Inline Connection Corporation v. AOL Time Warner and Earthlink Inc. 2007 WL 174168 D. Delaware, decided Jan. 23, 2007 Magistrate Judge Thynge Download PDF of case here. In this case the juryÃ¢â?¬â?¢s goal was to come up with a hypothetical settlement. To most lay people, it seems to make sense to allow evidence of actual settlement discussions help guide this hypothetical exercise. Us lawyers know better.* Inline Connection (the Plaintiff) moved to exclude evidence of settlement talks that Defendants were trying to submit. In particular there was a memo from PlaintiffÃ¢â?¬â?¢s CEO to opposing counsel suggesting a lump settlement of $500,000. Defendants argue this evidence shows Plaintiff was willing to accept a lump sum, as opposed to a royalty scheme, and this information is very probative and helpful to the jury. Defendants further argue that the amount stated in the memo serves as a Ã¢â?¬Å?reality check on the damage numbers.Ã¢â?¬Â? Section 408 of the Federal Rules of Evidence states:
(a) Prohibited uses. Evidence of the following is not admissible on behalf of any party, when offered to prove liability for, invalidity of, or amount of a claim that was disputed as to validity or amount, or to impeach through a prior inconsistent statement or contradiction: (1) furnishing or offering or promising to furnish–or accepting or offering or promising to accept–a valuable consideration in compromising or attempting to compromise the claim; and (2) conduct or statements made in compromise negotiations regarding the claim, except when offered in a criminal case and the negotiations related to a claim by a public office or agency in the exercise of regulatory, investigative, or enforcement authority. (b) Permitted uses. This rule does not require exclusion if the evidence is offered for purposes not prohibited by subdivision (a). Examples of permissible purposes include proving a witness’s bias or prejudice; negating a contention of undue delay; and proving an effort to obstruct a criminal investigation or prosecution.

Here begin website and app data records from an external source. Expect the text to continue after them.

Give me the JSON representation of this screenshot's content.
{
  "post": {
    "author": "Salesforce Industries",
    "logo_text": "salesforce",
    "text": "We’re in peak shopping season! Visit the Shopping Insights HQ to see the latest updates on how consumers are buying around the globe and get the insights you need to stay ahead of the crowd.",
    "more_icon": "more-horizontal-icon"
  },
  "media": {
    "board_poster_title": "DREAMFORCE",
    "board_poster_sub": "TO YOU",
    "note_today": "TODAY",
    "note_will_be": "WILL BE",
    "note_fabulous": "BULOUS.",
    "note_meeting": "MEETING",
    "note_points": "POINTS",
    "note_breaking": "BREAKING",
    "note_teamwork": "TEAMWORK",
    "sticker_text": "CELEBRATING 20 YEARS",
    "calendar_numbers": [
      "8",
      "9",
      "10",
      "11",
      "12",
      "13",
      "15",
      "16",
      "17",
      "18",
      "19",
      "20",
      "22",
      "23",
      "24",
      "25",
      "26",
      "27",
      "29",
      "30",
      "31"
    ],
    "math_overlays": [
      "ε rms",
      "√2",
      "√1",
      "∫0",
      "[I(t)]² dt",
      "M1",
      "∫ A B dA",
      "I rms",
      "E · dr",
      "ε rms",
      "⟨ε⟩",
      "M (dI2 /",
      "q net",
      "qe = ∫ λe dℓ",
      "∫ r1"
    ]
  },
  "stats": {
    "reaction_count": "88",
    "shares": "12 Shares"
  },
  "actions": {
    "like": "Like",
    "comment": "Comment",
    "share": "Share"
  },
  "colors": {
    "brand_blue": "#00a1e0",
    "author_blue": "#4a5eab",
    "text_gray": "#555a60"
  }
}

The Court correctly points out that Ã¢â?¬Å?FRE 408 follows a policy favoring freely-negotiated settlements.Ã¢â?¬Â? Further, the DefendantÃ¢â?¬â?¢s argument that the memo should have been submitted to provide a Ã¢â?¬Å?reality checkÃ¢â?¬Â? runs directly contrary to FRE 408 which bars evidence used to prove amount of a claim. Magistrate Judge Thynge correctly excluded the memo and other evidence of actual settlement negotiations. Although it may be tempting to circumvent the rules, the strong policy reasons for them must trump the seemingly probative evidence. On a personal note, this case was particularly interesting to me because I just learned FRE 408 in my Evidence class last week. ItÃ¢â?¬â?¢s nice to see that what I’m learning corresponds to how the system actually works, and why the policy reasons behind the rules really are important. This case was also nicely covered by the Delaware IP Law Blog. * By “us lawyers” I mean you (Mr. and Ms. Member of the bar).